*WHAT IS EXPECTED*. Select from the data all lines with the word "this".

*RECORDS TO USE*.
···

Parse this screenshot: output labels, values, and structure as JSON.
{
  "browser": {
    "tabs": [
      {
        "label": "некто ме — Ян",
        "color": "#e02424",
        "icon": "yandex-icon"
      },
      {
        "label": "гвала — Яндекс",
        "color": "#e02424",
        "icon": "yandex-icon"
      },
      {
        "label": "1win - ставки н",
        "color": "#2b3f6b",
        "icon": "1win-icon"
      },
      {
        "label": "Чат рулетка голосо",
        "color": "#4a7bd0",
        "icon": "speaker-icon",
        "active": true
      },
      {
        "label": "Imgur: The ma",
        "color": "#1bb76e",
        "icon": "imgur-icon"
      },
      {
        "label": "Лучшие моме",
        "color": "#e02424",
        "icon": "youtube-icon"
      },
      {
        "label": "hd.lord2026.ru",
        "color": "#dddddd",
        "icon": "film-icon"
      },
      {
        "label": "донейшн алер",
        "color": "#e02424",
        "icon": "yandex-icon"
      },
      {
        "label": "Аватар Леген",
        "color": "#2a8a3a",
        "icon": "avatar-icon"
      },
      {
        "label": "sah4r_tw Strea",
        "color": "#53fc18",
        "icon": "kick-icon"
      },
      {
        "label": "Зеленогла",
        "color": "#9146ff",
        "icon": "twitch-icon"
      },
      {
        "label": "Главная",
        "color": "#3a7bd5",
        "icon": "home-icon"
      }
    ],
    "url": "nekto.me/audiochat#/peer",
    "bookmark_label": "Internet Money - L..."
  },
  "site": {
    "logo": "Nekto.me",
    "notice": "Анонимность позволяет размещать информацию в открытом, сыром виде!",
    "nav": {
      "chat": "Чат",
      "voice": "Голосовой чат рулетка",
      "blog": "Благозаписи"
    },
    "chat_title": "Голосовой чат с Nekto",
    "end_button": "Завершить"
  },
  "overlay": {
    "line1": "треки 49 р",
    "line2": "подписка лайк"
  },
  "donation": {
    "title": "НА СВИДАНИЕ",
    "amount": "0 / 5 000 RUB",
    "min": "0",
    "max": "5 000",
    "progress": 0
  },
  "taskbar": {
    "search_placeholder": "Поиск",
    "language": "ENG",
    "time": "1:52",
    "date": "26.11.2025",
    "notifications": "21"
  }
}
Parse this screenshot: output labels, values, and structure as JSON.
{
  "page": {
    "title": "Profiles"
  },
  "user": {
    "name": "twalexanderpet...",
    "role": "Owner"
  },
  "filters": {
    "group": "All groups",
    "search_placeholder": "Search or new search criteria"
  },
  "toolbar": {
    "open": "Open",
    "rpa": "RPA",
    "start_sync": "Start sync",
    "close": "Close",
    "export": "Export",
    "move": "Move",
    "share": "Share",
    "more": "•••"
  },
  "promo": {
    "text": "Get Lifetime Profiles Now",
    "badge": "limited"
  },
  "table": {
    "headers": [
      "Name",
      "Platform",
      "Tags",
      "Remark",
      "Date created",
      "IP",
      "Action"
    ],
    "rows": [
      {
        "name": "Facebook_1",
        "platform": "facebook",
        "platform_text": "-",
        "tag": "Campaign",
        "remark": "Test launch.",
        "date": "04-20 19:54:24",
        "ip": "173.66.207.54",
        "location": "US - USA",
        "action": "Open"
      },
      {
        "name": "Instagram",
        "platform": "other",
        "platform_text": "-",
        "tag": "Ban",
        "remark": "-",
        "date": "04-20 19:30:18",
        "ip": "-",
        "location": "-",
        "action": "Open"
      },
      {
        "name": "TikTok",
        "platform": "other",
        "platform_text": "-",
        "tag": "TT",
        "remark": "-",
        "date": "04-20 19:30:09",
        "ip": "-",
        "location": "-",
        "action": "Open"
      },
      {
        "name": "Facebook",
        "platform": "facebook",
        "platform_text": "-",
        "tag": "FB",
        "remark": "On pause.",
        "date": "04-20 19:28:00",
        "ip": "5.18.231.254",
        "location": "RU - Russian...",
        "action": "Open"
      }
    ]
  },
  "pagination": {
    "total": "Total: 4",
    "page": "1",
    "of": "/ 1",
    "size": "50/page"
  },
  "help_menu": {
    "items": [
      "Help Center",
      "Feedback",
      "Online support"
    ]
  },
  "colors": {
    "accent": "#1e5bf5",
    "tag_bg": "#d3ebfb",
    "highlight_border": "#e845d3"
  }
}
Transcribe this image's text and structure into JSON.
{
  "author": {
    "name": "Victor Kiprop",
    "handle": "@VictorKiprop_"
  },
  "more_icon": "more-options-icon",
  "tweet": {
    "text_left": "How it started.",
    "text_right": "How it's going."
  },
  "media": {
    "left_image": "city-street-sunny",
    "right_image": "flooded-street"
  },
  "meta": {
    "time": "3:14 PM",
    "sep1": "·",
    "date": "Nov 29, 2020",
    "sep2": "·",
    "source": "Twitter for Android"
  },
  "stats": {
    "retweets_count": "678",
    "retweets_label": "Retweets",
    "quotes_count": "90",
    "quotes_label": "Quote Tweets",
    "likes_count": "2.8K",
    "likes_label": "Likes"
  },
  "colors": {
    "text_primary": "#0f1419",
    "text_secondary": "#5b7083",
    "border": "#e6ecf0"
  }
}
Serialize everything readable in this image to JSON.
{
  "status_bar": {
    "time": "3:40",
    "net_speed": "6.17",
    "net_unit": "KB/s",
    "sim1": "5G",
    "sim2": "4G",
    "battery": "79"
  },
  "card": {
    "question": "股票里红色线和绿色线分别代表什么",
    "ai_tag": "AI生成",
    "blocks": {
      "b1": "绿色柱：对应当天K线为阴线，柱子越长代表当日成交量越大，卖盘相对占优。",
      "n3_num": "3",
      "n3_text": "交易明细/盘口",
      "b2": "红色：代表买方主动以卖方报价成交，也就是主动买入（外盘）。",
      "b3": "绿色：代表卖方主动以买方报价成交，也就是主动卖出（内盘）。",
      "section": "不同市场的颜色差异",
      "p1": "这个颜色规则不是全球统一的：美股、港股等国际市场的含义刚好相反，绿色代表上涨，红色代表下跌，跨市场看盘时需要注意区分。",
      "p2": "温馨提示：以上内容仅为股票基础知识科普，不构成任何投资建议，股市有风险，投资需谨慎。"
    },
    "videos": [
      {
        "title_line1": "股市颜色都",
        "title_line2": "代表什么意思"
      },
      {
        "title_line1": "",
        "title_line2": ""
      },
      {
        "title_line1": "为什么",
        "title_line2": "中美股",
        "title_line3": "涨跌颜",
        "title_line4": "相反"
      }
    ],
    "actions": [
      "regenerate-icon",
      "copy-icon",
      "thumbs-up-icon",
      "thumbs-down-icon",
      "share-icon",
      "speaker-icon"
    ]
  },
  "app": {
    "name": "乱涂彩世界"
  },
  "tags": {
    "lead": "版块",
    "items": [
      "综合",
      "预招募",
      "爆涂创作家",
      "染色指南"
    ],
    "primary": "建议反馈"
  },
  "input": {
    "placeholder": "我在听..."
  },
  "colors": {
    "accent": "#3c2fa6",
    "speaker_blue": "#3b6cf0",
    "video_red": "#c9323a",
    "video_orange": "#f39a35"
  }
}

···

*ANSWER BOX*.
Parse this screenshot: output labels, values, and structure as JSON.
Parse this screenshot: output labels, values, and structure as JSON.
Transcribe this image's text and structure into JSON.
Serialize everything readable in this image to JSON.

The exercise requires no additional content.